Researchers from The University of Western Australia have highlighted a link between lack of positive public information about vaccination from governments and the adoption of mandatory vaccination policies.
The researchers analysed the poor uptake of childhood vaccinations in Italy before they became mandatory and why governments failed to act to address poor public opinion on vaccination. The research, published in Policy Sciences has clear lessons for Australia according to lead researcher Dr Katie Attwell.
In the face of numerous vaccination scares, information flow from the Italian government to the community was slow and at times lacking, giving rise to misinformation and increasing anxiety in the community.
Dr Attwell from UWA’s School of Social Sciences said this was amplified by sensationalist news and inaccurate sources of information causing concern in the community.
“The Italian government assumed people would vaccinate under a voluntary vaccination policy, but did not implement the right communication to address people’s fears,” Dr Attwell said.
“When it comes to COVID-19 in Australia, the Italian study highlights that accurate and timely information is critical in a crisis to offer comfort and aid public compliance with government policy,” Dr Attwell said. “If you’re not leading the conversation then those who oppose vaccination will take the lead.”
Dr Attwell said there were two methods of governing for vaccination compliance – discipline, where public institutions act as sources of information and support to instil favourable attitudes and practices in the community, and modulation, where public institutions are used as a form of control.
“The Italian government ineffectively employed discipline for years and lost control over the information environment,” she said. “Instead of employing communication to reassure a hesitant population, it focused on systemic and delivery issues, until it was too late to do anything except exclude unvaccinated children from public institutions.

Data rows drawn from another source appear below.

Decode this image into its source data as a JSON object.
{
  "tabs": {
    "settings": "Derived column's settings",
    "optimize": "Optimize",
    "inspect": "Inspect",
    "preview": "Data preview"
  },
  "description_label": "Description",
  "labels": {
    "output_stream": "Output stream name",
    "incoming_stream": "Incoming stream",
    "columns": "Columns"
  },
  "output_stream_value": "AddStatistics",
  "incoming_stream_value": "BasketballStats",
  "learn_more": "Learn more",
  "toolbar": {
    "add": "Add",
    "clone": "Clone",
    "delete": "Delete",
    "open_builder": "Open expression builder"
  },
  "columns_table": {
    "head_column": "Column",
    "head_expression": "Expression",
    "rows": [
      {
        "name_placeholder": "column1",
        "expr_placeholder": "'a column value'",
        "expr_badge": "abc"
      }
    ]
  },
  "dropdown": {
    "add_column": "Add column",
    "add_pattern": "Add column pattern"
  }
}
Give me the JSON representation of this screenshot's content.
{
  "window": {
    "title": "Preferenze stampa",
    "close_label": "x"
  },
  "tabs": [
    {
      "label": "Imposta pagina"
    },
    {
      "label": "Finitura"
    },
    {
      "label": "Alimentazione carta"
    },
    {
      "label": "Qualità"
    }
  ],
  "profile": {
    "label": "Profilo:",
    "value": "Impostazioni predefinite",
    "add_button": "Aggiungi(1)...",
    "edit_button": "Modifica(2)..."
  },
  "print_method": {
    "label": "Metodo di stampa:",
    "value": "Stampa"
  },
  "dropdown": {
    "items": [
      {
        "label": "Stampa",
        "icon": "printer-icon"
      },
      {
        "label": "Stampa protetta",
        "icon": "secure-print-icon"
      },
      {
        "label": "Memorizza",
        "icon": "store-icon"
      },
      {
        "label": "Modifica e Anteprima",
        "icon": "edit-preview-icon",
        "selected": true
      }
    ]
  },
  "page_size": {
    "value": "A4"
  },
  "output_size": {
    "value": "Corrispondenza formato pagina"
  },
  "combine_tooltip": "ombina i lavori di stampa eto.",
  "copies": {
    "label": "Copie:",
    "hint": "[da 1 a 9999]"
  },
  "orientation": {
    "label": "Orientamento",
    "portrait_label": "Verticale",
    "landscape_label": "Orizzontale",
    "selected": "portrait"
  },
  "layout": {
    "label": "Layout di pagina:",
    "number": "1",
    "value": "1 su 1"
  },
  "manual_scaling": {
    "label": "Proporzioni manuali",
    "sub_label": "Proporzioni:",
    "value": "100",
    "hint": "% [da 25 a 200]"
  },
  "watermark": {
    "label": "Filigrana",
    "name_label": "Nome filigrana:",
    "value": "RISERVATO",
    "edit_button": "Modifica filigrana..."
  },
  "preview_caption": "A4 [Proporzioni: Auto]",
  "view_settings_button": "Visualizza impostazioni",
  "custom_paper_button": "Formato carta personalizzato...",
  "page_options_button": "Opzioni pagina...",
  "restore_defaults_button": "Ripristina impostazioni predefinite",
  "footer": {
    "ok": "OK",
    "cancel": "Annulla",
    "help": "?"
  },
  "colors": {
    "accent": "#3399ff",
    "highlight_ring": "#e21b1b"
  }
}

“Australia uses discipline and mandatory vaccinations in the childhood setting. For COVID-19, we only use discipline. This research shows that we have to get our messaging right, first time, every time. One of our interviewees described it like a chorus, where all the institutions sing together.”
A study led by Dr Attwell through UWA’s Coronavax project, a joint initiative with Wesfarmers Centre of Vaccines and Infectious Diseases at Telethon Kids Institute, is seeking to speak to key groups central to understanding community attitudes to COVID vaccines. They are keen to hear from pharmacists, aged care workers, people in the regions, and parents of young children who can participate in the study through the Coronavax website.